Track: Supply Chain and Logisitcs Competition
The onset of COVID-19 led to numerous changes in the global supply chain, affecting all members, including suppliers, distributors, retailers, and consumers. Consumer demand for e-commerce skyrocketed, and all other supply chain members struggled to meet this new demand, with the supply chain disruption becoming most prevalent in 2021. One such public disruption was the backlog of container ships at the twin ports of Los Angeles and Long Beach, which continues well into 2022. These backlogs are caused by various issues, including worker shortages, equipment failures, and the eCommerce boom. As a result, ships that were once able to arrive and unload their cargo promptly must now spend two to three weeks waiting for a spot to clear up in the port.
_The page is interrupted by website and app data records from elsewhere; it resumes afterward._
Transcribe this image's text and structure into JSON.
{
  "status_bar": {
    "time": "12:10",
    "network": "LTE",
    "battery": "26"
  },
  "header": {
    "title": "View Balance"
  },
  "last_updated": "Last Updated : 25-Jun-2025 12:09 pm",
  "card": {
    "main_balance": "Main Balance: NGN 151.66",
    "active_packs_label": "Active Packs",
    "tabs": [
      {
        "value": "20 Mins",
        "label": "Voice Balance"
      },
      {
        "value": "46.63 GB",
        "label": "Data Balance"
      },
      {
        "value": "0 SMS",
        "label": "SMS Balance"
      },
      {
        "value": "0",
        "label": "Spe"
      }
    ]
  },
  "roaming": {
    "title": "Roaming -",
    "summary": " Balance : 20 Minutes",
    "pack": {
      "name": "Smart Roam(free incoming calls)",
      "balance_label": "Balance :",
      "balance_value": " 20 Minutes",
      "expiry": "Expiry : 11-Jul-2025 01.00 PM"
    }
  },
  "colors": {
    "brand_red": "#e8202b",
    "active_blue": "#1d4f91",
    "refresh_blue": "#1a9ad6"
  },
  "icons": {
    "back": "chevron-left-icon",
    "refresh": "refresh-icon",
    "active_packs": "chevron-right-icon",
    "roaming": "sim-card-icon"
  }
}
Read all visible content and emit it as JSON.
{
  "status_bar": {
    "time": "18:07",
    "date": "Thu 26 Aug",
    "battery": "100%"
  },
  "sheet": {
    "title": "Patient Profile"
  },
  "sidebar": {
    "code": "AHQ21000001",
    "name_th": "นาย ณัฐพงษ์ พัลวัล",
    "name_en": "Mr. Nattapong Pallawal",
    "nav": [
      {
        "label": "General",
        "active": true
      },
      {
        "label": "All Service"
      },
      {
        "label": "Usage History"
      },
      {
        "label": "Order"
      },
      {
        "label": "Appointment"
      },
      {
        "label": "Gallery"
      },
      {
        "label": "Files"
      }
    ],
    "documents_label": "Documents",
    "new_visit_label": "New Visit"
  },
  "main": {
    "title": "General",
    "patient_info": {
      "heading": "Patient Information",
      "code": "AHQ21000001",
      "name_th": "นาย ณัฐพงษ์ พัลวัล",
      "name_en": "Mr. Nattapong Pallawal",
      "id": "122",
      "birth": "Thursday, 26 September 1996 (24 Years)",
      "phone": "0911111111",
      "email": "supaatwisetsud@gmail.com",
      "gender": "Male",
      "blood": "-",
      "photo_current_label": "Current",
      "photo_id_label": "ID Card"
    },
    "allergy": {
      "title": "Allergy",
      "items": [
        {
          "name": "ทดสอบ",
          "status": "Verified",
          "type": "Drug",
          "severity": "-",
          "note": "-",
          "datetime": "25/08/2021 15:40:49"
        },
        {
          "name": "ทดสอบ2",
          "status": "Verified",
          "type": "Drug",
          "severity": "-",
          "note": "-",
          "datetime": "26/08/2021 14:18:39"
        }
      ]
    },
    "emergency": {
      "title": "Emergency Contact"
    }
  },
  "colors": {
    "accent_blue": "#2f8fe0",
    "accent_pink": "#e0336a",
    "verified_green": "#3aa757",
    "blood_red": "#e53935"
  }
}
In this paper, we will examine the root causes of the backlog of container ships occurring at the ports in Los Angeles and Long Beach and provide our findings and analysis of possible avenues to decrease or end this disruption.